## Extracted data
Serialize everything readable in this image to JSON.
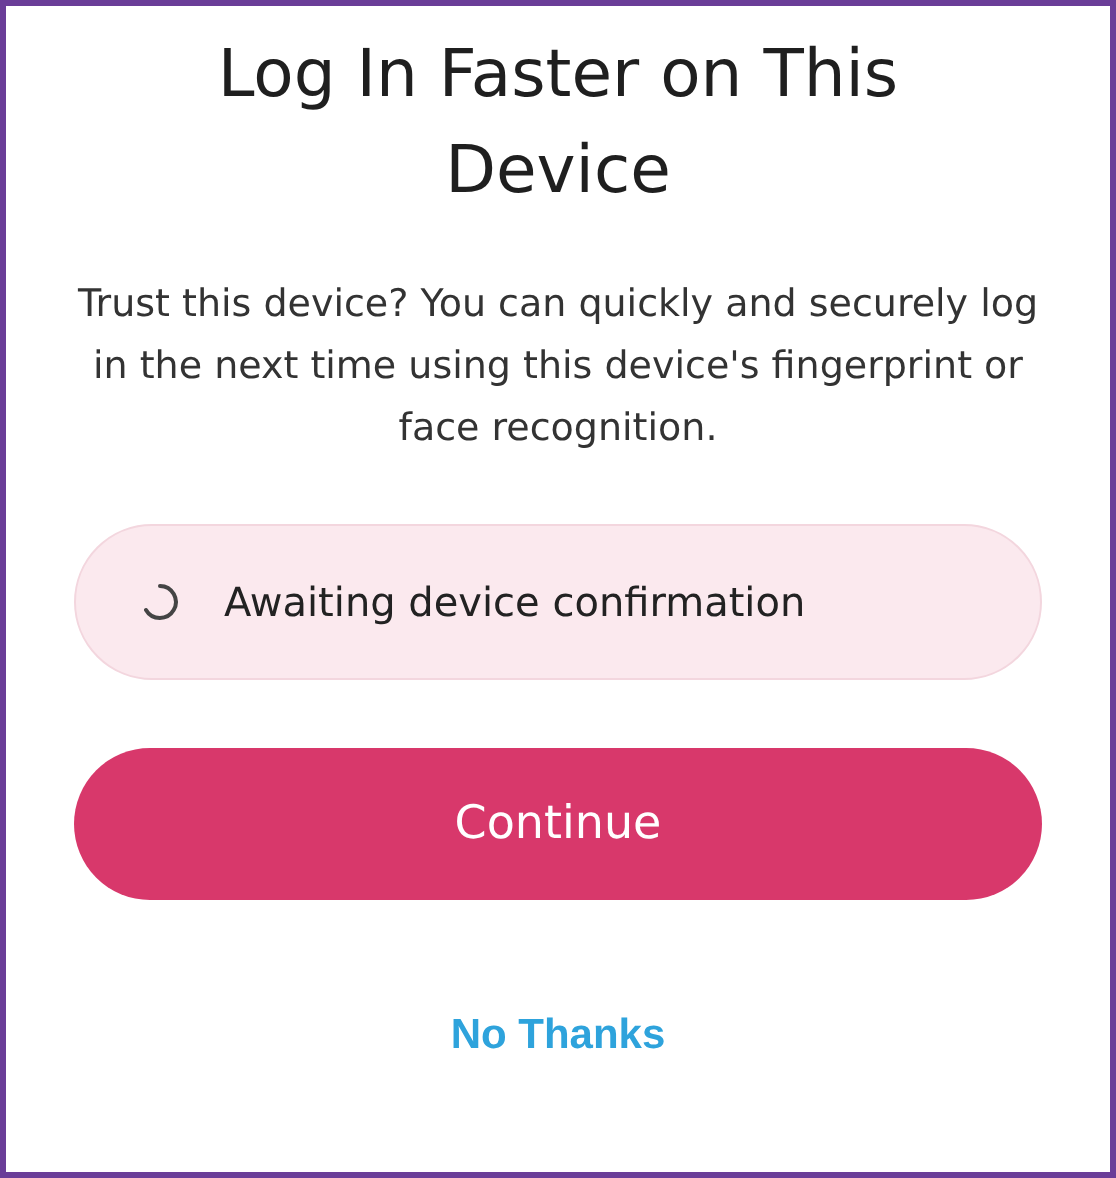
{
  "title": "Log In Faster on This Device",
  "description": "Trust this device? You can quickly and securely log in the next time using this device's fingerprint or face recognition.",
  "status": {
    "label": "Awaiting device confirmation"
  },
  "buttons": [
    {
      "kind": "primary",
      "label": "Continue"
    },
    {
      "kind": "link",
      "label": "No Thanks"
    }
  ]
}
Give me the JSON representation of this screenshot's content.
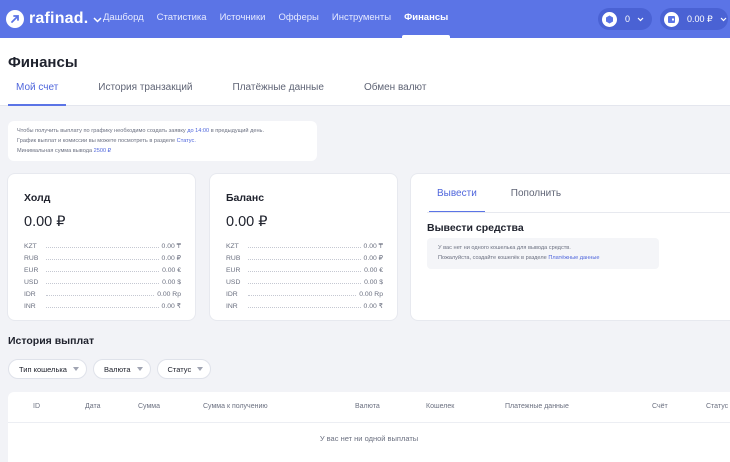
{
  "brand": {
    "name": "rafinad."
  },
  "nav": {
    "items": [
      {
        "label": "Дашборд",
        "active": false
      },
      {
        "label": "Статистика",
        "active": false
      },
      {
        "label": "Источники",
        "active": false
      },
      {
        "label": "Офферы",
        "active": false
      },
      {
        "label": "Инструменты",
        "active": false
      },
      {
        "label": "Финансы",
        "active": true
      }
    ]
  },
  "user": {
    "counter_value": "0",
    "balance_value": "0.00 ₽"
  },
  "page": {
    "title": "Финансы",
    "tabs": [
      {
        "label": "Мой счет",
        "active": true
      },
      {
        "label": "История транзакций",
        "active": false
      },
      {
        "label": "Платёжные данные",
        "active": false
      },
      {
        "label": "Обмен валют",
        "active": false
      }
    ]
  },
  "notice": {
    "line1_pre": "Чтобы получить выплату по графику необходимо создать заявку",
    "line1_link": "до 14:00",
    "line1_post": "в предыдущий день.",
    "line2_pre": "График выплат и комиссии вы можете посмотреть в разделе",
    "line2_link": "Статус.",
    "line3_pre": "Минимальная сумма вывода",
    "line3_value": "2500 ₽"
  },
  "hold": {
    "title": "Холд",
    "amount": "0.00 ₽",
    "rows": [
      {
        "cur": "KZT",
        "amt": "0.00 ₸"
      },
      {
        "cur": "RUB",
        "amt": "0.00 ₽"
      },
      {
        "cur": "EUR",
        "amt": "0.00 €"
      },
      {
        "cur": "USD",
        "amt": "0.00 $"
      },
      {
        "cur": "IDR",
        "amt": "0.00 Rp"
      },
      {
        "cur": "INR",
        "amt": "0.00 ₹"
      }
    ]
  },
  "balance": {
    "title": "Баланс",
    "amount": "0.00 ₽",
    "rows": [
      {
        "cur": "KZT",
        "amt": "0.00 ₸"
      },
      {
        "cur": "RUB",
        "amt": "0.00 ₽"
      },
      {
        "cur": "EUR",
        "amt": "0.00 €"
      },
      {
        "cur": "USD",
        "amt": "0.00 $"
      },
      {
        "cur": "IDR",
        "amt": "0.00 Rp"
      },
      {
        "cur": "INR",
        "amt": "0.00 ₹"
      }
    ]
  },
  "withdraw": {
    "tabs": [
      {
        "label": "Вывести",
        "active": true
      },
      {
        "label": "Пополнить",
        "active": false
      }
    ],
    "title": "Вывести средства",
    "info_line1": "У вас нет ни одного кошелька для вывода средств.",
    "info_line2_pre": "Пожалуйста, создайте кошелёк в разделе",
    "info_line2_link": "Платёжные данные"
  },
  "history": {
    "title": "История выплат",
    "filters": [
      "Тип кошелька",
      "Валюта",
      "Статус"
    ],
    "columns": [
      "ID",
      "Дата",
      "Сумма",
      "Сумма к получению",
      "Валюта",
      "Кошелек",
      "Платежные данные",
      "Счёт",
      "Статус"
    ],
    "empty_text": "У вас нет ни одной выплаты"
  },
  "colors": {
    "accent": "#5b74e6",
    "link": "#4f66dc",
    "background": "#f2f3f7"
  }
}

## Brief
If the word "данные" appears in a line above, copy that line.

## Exercise output
        "label": "Платёжные данные",
    "info_line2_link": "Платёжные данные"
      "Платежные данные",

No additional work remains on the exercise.